- [EXERCISE PROMPT]
If a line in the entries below holds the string "icon", copy it.

- [LISTED ENTRIES]
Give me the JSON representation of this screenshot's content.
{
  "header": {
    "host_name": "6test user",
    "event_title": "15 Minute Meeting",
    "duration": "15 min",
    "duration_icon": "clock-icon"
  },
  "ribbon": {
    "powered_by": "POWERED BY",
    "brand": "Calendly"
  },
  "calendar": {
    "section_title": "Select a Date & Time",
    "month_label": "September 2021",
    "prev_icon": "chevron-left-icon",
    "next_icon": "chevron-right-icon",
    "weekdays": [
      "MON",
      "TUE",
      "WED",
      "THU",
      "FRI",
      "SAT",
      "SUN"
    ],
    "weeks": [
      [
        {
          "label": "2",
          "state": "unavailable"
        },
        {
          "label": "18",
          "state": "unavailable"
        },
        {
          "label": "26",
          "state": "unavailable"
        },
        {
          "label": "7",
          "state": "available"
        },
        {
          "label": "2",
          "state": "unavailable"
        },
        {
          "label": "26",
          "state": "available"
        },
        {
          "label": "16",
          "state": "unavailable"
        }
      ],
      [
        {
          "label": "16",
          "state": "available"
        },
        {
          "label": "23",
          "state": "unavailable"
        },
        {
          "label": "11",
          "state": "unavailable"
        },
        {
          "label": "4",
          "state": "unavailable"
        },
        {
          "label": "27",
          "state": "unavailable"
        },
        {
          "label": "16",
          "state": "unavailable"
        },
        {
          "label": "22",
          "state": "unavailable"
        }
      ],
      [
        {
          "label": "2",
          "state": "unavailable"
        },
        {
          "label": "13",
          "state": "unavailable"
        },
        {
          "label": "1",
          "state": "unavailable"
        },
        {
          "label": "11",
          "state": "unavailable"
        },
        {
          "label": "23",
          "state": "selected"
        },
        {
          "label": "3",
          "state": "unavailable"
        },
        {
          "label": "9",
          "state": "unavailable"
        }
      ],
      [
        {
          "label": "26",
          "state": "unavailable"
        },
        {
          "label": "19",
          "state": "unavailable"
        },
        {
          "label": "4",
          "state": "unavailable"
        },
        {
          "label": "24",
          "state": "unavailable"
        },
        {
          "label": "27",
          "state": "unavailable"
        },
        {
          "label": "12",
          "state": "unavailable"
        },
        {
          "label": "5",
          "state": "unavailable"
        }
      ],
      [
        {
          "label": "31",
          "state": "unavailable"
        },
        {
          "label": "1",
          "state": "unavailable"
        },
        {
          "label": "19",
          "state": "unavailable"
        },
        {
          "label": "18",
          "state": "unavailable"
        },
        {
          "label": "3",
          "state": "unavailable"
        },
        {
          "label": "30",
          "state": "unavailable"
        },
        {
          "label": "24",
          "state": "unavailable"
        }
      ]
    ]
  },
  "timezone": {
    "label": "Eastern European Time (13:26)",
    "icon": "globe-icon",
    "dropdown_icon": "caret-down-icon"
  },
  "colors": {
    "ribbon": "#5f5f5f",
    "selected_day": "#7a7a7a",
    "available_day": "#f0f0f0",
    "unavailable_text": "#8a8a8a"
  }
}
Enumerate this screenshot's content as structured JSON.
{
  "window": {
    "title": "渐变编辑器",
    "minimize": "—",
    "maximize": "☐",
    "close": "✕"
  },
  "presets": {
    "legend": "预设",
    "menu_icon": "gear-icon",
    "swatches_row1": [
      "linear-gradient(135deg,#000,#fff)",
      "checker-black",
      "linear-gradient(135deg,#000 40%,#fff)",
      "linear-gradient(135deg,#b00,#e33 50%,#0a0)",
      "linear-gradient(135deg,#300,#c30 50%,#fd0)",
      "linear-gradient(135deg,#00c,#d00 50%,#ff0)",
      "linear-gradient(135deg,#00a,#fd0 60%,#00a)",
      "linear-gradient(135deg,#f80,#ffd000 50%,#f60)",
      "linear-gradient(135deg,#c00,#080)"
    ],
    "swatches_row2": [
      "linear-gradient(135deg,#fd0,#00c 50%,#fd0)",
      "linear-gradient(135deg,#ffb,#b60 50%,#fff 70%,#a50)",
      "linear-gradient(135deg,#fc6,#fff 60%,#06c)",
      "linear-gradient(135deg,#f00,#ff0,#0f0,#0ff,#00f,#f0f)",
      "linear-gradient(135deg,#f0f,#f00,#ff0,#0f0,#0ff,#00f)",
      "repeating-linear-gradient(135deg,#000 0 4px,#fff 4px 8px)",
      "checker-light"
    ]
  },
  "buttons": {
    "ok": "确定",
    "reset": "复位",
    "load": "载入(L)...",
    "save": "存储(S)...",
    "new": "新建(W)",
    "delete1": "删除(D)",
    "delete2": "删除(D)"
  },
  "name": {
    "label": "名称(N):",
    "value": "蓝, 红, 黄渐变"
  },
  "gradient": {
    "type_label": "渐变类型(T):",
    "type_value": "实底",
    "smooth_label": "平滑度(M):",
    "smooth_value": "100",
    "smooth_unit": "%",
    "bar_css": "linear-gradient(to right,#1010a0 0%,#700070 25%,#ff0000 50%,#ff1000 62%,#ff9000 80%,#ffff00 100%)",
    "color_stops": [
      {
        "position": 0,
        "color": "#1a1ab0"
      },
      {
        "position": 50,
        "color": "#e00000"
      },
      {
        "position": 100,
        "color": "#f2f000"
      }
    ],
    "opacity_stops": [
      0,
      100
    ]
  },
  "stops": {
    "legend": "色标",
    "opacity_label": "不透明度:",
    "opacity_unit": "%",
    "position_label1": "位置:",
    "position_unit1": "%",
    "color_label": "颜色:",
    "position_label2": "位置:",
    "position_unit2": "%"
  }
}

- [ANSWER AREA]
    "duration_icon": "clock-icon"
    "prev_icon": "chevron-left-icon",
    "next_icon": "chevron-right-icon",
    "icon": "globe-icon",
    "dropdown_icon": "caret-down-icon"
    "menu_icon": "gear-icon",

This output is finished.